A court ruling in Connecticut has garnered national news coverage due to the influence a judge’s decision had on public education in the Constitution State.
A lawsuit filed by a coalition of education funding advocates operating in Connecticut brought this case to light. The lawsuit argued that the gross funding inequalities between well-to-do and financially strapped public school districts was unlawful. Shockingly, a Hartford District Superior Court judge ruled in favor of the advocacy group.
According to Commonweal Magazine, Judge Thomas Moukawsher (pictured) read his final ruling on this matter word for word over a period of three hours straight from the bench. “[Connecticut’s education funding system] has left rich school districts to flourish and poor school districts to flounder,” Moukawsher said.
“Allow[ing] rich towns to raid money desperately needed by poor towns makes a mockery of the state’s constitutional duty to provide adequate educational opportunities to all students,” he continued.

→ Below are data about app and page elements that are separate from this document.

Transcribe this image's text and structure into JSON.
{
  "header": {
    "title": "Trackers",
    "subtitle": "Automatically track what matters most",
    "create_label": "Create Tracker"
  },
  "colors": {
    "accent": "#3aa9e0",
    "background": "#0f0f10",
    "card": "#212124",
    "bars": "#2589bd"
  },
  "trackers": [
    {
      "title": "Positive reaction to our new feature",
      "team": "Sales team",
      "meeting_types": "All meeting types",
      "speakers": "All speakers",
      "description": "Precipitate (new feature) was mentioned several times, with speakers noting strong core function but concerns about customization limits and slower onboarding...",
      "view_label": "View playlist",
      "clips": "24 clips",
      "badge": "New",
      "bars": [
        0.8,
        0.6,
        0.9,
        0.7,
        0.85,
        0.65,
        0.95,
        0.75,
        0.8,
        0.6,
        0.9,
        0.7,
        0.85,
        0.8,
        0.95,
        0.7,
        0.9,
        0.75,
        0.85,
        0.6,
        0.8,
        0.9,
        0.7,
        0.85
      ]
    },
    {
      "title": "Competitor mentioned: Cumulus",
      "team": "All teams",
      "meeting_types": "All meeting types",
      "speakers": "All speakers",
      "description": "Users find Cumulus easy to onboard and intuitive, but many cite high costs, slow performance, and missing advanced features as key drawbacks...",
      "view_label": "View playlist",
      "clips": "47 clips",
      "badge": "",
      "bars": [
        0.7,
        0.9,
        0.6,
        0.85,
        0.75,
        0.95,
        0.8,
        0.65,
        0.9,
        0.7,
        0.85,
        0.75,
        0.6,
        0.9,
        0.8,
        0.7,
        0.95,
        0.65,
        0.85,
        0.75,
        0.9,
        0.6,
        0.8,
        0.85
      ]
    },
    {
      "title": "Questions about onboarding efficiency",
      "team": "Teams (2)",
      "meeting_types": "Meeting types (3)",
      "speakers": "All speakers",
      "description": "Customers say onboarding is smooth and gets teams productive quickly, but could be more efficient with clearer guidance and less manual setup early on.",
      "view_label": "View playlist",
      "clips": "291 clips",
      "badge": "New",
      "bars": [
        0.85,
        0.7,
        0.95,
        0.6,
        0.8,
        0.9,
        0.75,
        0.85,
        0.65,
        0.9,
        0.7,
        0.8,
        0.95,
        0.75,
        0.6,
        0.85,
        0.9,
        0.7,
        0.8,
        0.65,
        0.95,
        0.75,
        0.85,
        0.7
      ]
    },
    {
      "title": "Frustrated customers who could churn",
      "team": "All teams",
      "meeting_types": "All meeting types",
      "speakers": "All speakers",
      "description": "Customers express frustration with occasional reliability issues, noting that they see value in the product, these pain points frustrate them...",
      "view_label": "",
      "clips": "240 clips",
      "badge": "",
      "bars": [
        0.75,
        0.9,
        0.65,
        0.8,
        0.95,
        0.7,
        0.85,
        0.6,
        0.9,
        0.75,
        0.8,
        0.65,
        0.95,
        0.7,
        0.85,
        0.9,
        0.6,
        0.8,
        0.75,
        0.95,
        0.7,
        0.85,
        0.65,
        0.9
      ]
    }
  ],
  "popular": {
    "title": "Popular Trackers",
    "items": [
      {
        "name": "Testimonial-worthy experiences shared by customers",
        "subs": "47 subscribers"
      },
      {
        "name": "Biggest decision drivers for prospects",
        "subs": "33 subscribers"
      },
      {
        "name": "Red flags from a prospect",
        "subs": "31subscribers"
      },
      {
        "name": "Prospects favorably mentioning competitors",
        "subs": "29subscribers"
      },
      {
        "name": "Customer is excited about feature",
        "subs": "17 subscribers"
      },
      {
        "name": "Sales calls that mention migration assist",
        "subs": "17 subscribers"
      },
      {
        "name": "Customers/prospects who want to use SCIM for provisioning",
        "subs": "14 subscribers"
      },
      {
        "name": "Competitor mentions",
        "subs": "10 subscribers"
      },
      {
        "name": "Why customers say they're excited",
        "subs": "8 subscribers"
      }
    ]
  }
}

The so-called academic achievement gap in Connecticut between children in urban and suburban school districts is bigger there than it is in any other state in America. Over 80 percent of children in suburban Connecticut schools currently meet the minimum academic requirements for English tests.
However, in urban public school districts across Connecticut, only 30 percent of children are meeting the minimum academic requirements for basic English testing. Common Weal Magazine contributing editor Rand Richards Cooper also referred to another groundbreaking court case, which was centered on the issue of funding fairness in public education.
“The precursor to the current [Moukawsher] ruling is another one, Sheff v. O’Neill, that made national waves two decades ago. Filed in 1989, that suit charged that racial segregation – Hartford public schools at the time were nearly 97% minority — violated the constitutional guarantee I mentioned above,” Cooper wrote.
Unfortunately, other U.S. such as Kansas are currently dealing with the same problems, as ultra-conservative, predominantly Republican state legislatures are mandating unconstitutional education funding policies. These policies are giving suburban school districts unfair financial advantages over poorer urban ones.